With conditions of low contrast, like when snow is falling, your lens may experience difficulty focusing on the scene. You might notice your automatic focus fluttering. This happens when your lens is constantly looking for something to focus on (a point of contrast or movement) and it can’t locate one. Another common problem arises when the lens focuses on falling snow instead of your stationary subject. If you have a lens with a combined M/A focus setting that allows you to override the automatic focusing during confusing shots use that. If not, simply change your focus permanently to M (manual) and find your subject before each shot.
Use a Polar Filter
I usually always have a polarizer with me and it’s perfect for landscapes. It’s a great tool for darkening blue skies, adding definition to bright or reflective surfaces and eliminating glare. In turn a polarizer basically adds saturation to the entire scene. Whatever you do, don’t use the polarizer for every shot unless you’re used to working with one. There are times when it will oversaturate skies leaving them looking moody and unnatural.
Find Some Scale
Add scale to epic powder pictures. Viewers will get a better sense of the scene. Human figures add a level of familiarity while also increasing the enchanting effects of snowy scenes. If no one is around, photograph common objects in an artistic way. Photograph your house, car, fence, something in which the scale will be familiar ten years down the road.
Protect Your Gear
- Alway keep a plastic bag in your pocket in case of emergencies or weather changes.
- Use a sun hood so that snowflakes don’t fall directly onto the glass, which will surely create smudges and wet spots. I forgot mine today and it’s evident in the shots above. This shot requires extra post processing.
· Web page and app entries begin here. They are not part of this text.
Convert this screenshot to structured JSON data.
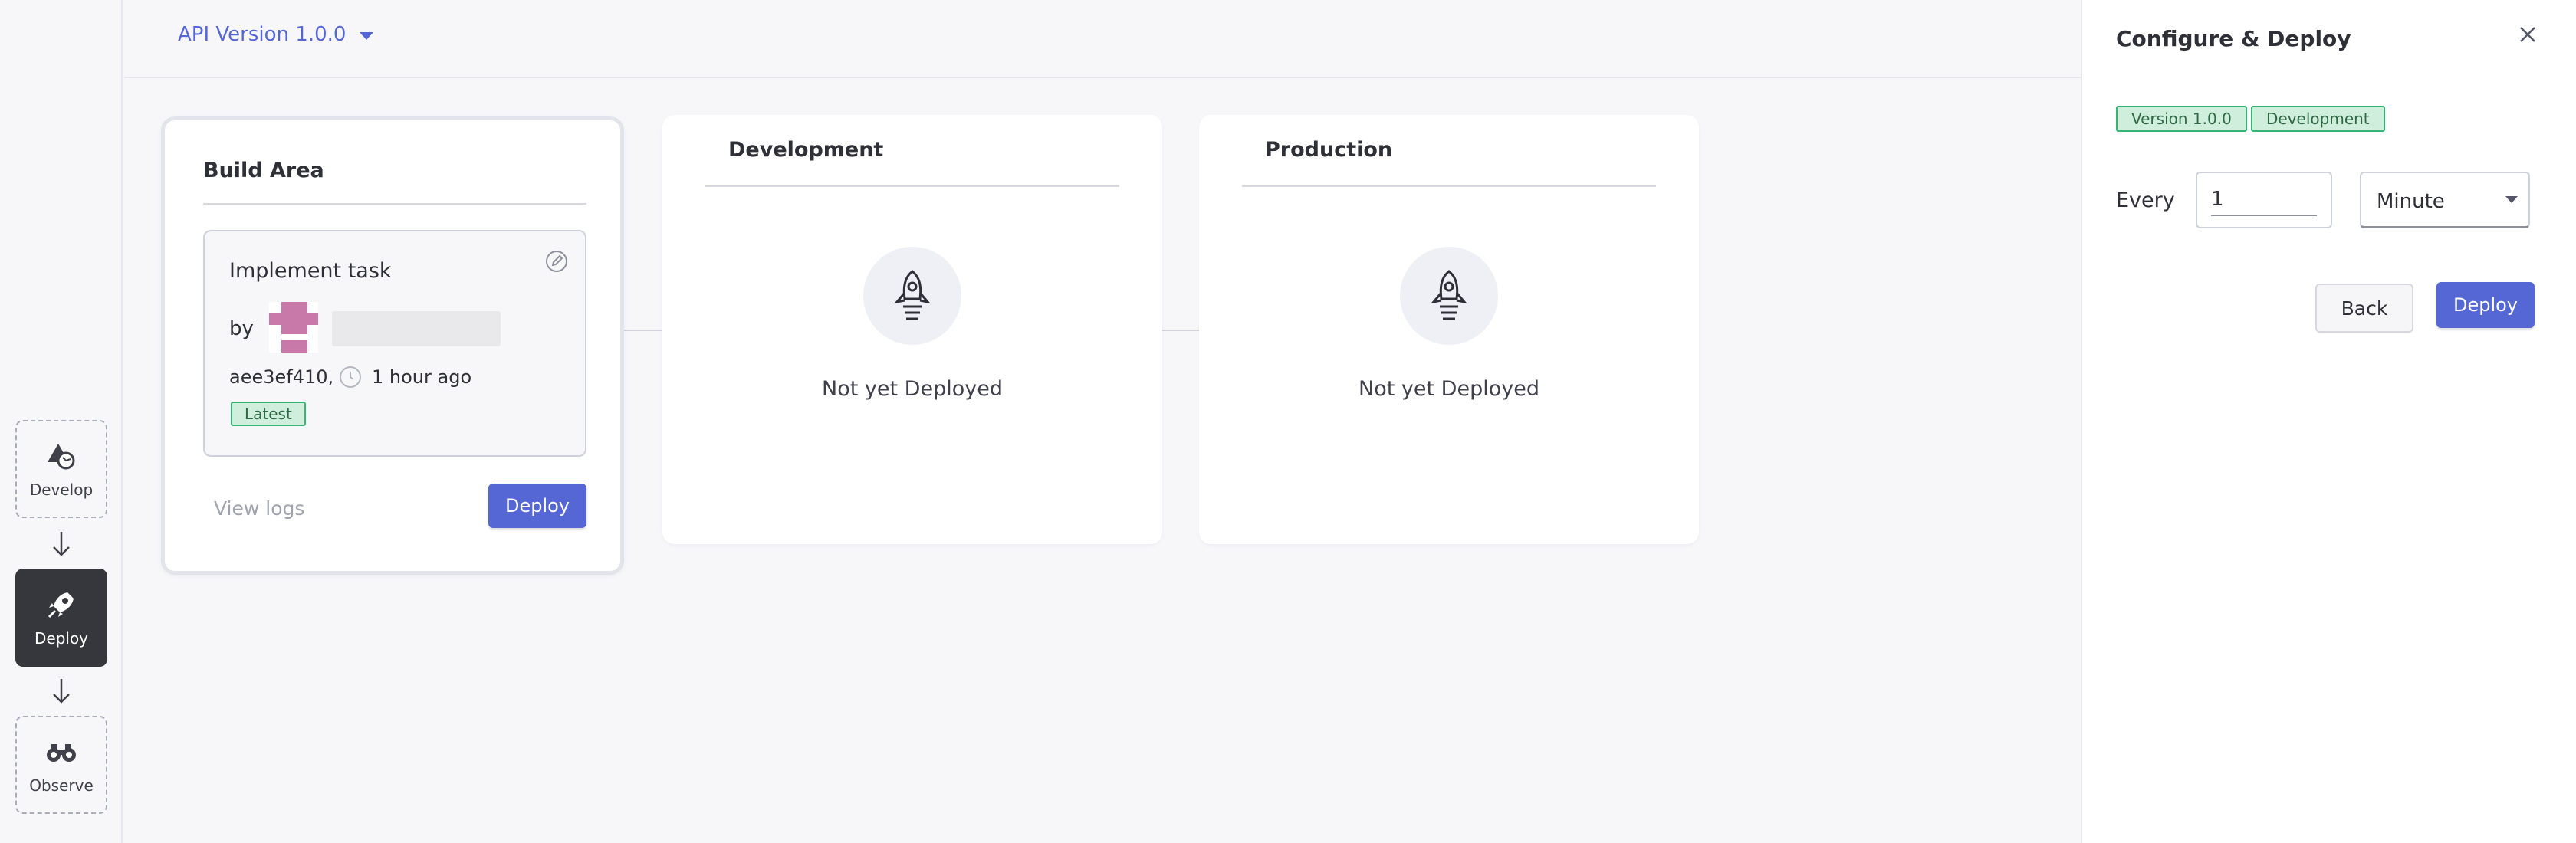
{
  "header": {
    "api_version": "API Version 1.0.0"
  },
  "sidebar": {
    "steps": [
      {
        "label": "Develop",
        "active": false
      },
      {
        "label": "Deploy",
        "active": true
      },
      {
        "label": "Observe",
        "active": false
      }
    ]
  },
  "build_area": {
    "title": "Build Area",
    "commit": {
      "title": "Implement task",
      "by_label": "by",
      "hash": "aee3ef410,",
      "time": "1 hour ago",
      "badge": "Latest"
    },
    "view_logs": "View logs",
    "deploy_label": "Deploy"
  },
  "environments": [
    {
      "title": "Development",
      "status": "Not yet Deployed"
    },
    {
      "title": "Production",
      "status": "Not yet Deployed"
    }
  ],
  "panel": {
    "title": "Configure & Deploy",
    "tags": [
      "Version 1.0.0",
      "Development"
    ],
    "every_label": "Every",
    "interval_value": "1",
    "unit": "Minute",
    "back_label": "Back",
    "deploy_label": "Deploy"
  },
  "colors": {
    "accent": "#5567d5",
    "badge_bg": "#cfeedb",
    "badge_border": "#36b475",
    "avatar": "#c978aa",
    "active_step": "#36363d"
  }
}
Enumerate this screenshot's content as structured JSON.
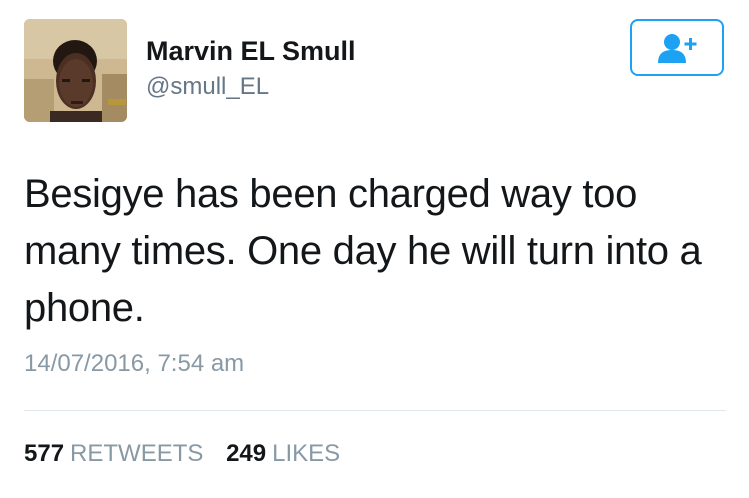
{
  "author": {
    "name": "Marvin EL Smull",
    "handle": "@smull_EL",
    "avatar_icon": "profile-photo"
  },
  "follow_button": {
    "icon": "add-user-icon",
    "accent_color": "#1da1f2"
  },
  "tweet": {
    "text": "Besigye has been charged way too many times. One day he will turn into a phone.",
    "timestamp": "14/07/2016, 7:54 am"
  },
  "stats": {
    "retweets_count": "577",
    "retweets_label": "RETWEETS",
    "likes_count": "249",
    "likes_label": "LIKES"
  },
  "colors": {
    "text": "#14171a",
    "secondary": "#657786",
    "muted": "#8899a6",
    "divider": "#e1e8ed"
  }
}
- Dry, fluffy snow really isn’t a problem as it will likely fall or blow off, just try to keep your camera as dry as possible without putting it in your jacket or something similar. Quick transitions from cold to hot will cause moisture to form in and on your lens. Not good. Flakes will land on your camera, try to resist rubbing them off, which will inevitably just rub them into your equipment.
- Batteries fail quickly in the cold so carry a spare and keep it close to your body. You want your spare battery as warm as possible.
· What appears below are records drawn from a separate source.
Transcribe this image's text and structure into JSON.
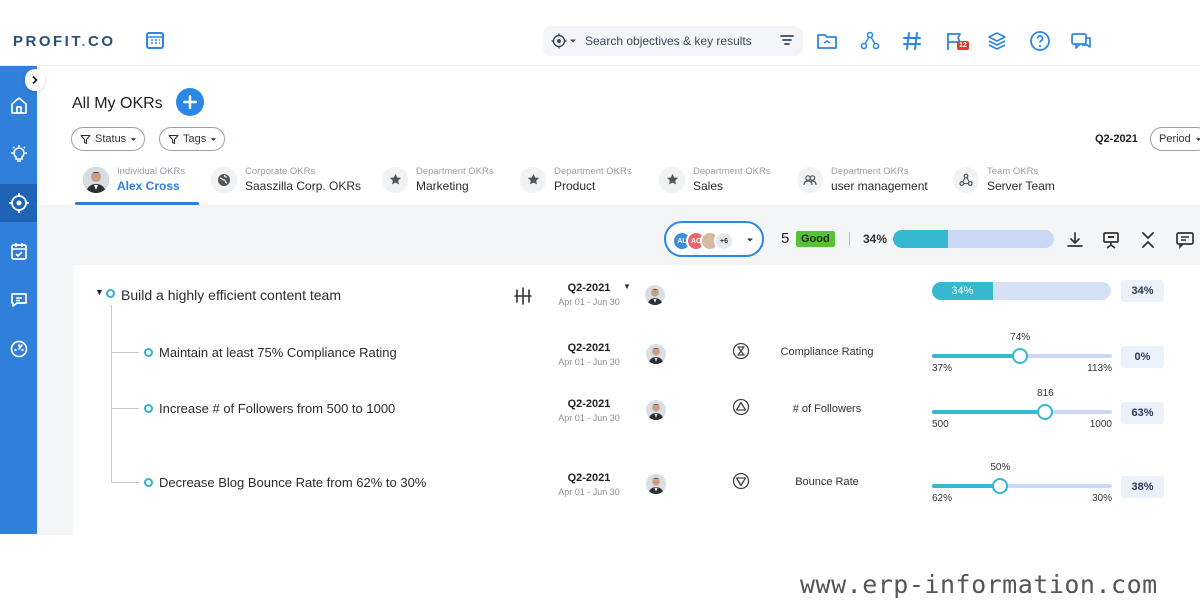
{
  "app": {
    "logo_text": "PROFIT",
    "logo_dot": ".",
    "logo_suffix": "CO"
  },
  "search": {
    "placeholder": "Search objectives & key results"
  },
  "top_icons": [
    "folder-icon",
    "hierarchy-icon",
    "hashtag-icon",
    "flag-icon",
    "layers-icon",
    "help-icon",
    "chat-icon"
  ],
  "notification_count": "12",
  "page": {
    "title": "All My OKRs",
    "filters": {
      "status": "Status",
      "tags": "Tags"
    },
    "period_value": "Q2-2021",
    "period_label": "Period"
  },
  "tabs": [
    {
      "type": "Individual OKRs",
      "name": "Alex Cross",
      "icon": "avatar",
      "active": true
    },
    {
      "type": "Corporate OKRs",
      "name": "Saaszilla Corp. OKRs",
      "icon": "globe-icon"
    },
    {
      "type": "Department OKRs",
      "name": "Marketing",
      "icon": "star-icon"
    },
    {
      "type": "Department OKRs",
      "name": "Product",
      "icon": "star-icon"
    },
    {
      "type": "Department OKRs",
      "name": "Sales",
      "icon": "star-icon"
    },
    {
      "type": "Department OKRs",
      "name": "user management",
      "icon": "users-icon"
    },
    {
      "type": "Team OKRs",
      "name": "Server Team",
      "icon": "team-icon"
    }
  ],
  "toolbar": {
    "members": [
      "AL",
      "AC"
    ],
    "members_more": "+6",
    "score": "5",
    "score_label": "Good",
    "progress_text": "34%",
    "progress": 0.34
  },
  "objective": {
    "title": "Build a highly efficient content team",
    "period": "Q2-2021",
    "dates": "Apr 01 - Jun 30",
    "progress_text": "34%",
    "progress": 0.34,
    "percent": "34%"
  },
  "key_results": [
    {
      "title": "Maintain at least 75% Compliance Rating",
      "period": "Q2-2021",
      "dates": "Apr 01 - Jun 30",
      "metric": "Compliance Rating",
      "icon": "target-icon",
      "current": "74%",
      "start": "37%",
      "target": "113%",
      "fraction": 0.49,
      "percent": "0%"
    },
    {
      "title": "Increase # of Followers from 500 to 1000",
      "period": "Q2-2021",
      "dates": "Apr 01 - Jun 30",
      "metric": "# of Followers",
      "icon": "increase-icon",
      "current": "816",
      "start": "500",
      "target": "1000",
      "fraction": 0.63,
      "percent": "63%"
    },
    {
      "title": "Decrease Blog Bounce Rate from 62% to 30%",
      "period": "Q2-2021",
      "dates": "Apr 01 - Jun 30",
      "metric": "Bounce Rate",
      "icon": "decrease-icon",
      "current": "50%",
      "start": "62%",
      "target": "30%",
      "fraction": 0.38,
      "percent": "38%"
    }
  ],
  "watermark": "www.erp-information.com",
  "colors": {
    "accent": "#2f7fdb",
    "progress": "#35b8d0",
    "good": "#56c236"
  }
}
- It’s so important to be warm, but not too warm. Wear layers of breathable fabrics like wool and polyester. A wind and waterproof shell is imperative. Sweating will only lead to discomfort, so I like to wear a wool hat that can be removed instead of a hood that may be suffocating.
- I tend to wear lightweight gloves or fingerless gloves. I also try to set my camera up for success ahead of time by using Aperture Priority and Exposure Compensation to my advantage that way I don’t have to manually control each shot.
- In snow this deep, snowshoes make walking incredibly easy. If you don’t have any, walk behind people who do (that’s what I did today) since they’ll create a path of packed down, easily navigable snow. Ski poles or trekking poles with snow baskets provide even more stability when walking through deep snow. Just know yourself and prepare for the conditions so you don’t put yourself or your gear in danger.
- Lip balm and sunglasses are imperative! Usually my sunglasses end up in my pocket for most of the trip, but you will certainly need a few minutes of relief from the blinding snow.
A Little Post Production Goes a Long Way
Normally, I do very minimal post production and the same is true for wintery landscapes however, I almost always add a bit of contrast and sharpening to each photo. In most cases, I also bump up the exposure to account for the camera’s confused metering. You may also need a little color correction (warmth) if you’re using Auto White Balance, as the camera will tend to sway towards cooler tones. I try to load my photos onto the computer almost immediately after a shoot. I edit one shot to mimic what I saw outdoors that way if I don’t edit the rest of the photos for a few weeks, I’ll still have an accurate depiction of what to work towards. Those are the basics! If you were feeling a little lost with terms like aperture and shutter speed, refresh your memory of Photography 101 here.